(Given entries)

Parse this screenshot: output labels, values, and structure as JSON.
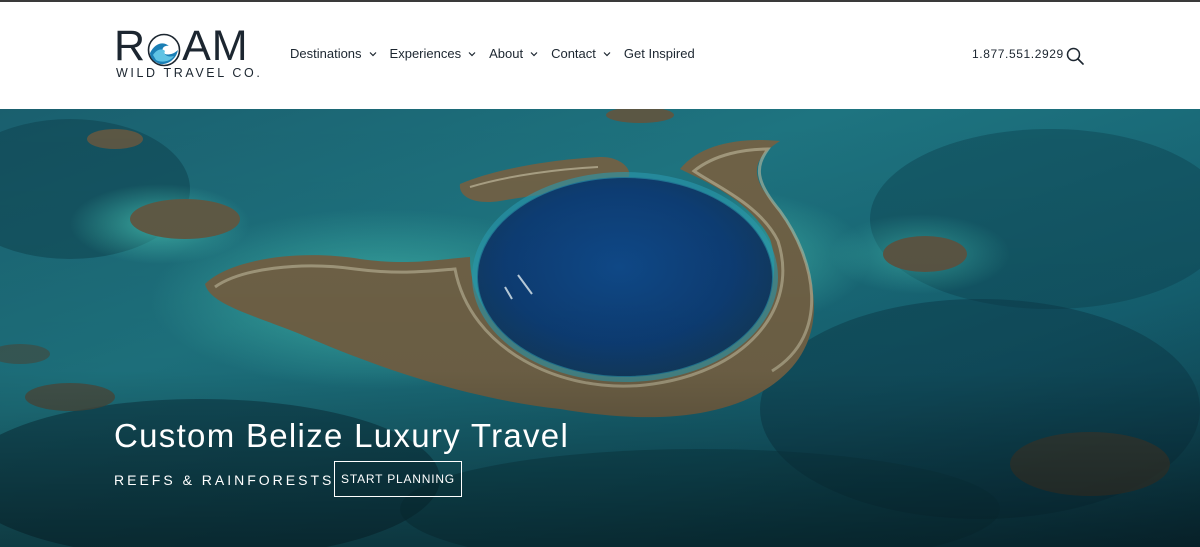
{
  "brand": {
    "name": "ROAM",
    "tagline": "WILD TRAVEL CO."
  },
  "nav": {
    "items": [
      {
        "label": "Destinations",
        "has_dropdown": true
      },
      {
        "label": "Experiences",
        "has_dropdown": true
      },
      {
        "label": "About",
        "has_dropdown": true
      },
      {
        "label": "Contact",
        "has_dropdown": true
      },
      {
        "label": "Get Inspired",
        "has_dropdown": false
      }
    ]
  },
  "header": {
    "phone": "1.877.551.2929",
    "search_icon": "search-icon"
  },
  "hero": {
    "title": "Custom Belize Luxury Travel",
    "subtitle": "REEFS & RAINFORESTS",
    "cta_label": "START PLANNING",
    "image": "aerial view of a blue hole surrounded by coral reef"
  },
  "colors": {
    "text_dark": "#1c2630",
    "hero_text": "#ffffff",
    "ocean_deep": "#0a3140",
    "ocean_teal": "#1f7f8a",
    "blue_hole": "#0d3f7a"
  }
}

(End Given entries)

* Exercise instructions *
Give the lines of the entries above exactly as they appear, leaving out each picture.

* Response *
Parse this screenshot: output labels, values, and structure as JSON.
{
  "brand": {
    "name": "ROAM",
    "tagline": "WILD TRAVEL CO."
  },
  "nav": {
    "items": [
      {
        "label": "Destinations",
        "has_dropdown": true
      },
      {
        "label": "Experiences",
        "has_dropdown": true
      },
      {
        "label": "About",
        "has_dropdown": true
      },
      {
        "label": "Contact",
        "has_dropdown": true
      },
      {
        "label": "Get Inspired",
        "has_dropdown": false
      }
    ]
  },
  "header": {
    "phone": "1.877.551.2929",
    "search_icon": "search-icon"
  },
  "hero": {
    "title": "Custom Belize Luxury Travel",
    "subtitle": "REEFS & RAINFORESTS",
    "cta_label": "START PLANNING",
    "image": "aerial view of a blue hole surrounded by coral reef"
  },
  "colors": {
    "text_dark": "#1c2630",
    "hero_text": "#ffffff",
    "ocean_deep": "#0a3140",
    "ocean_teal": "#1f7f8a",
    "blue_hole": "#0d3f7a"
  }
}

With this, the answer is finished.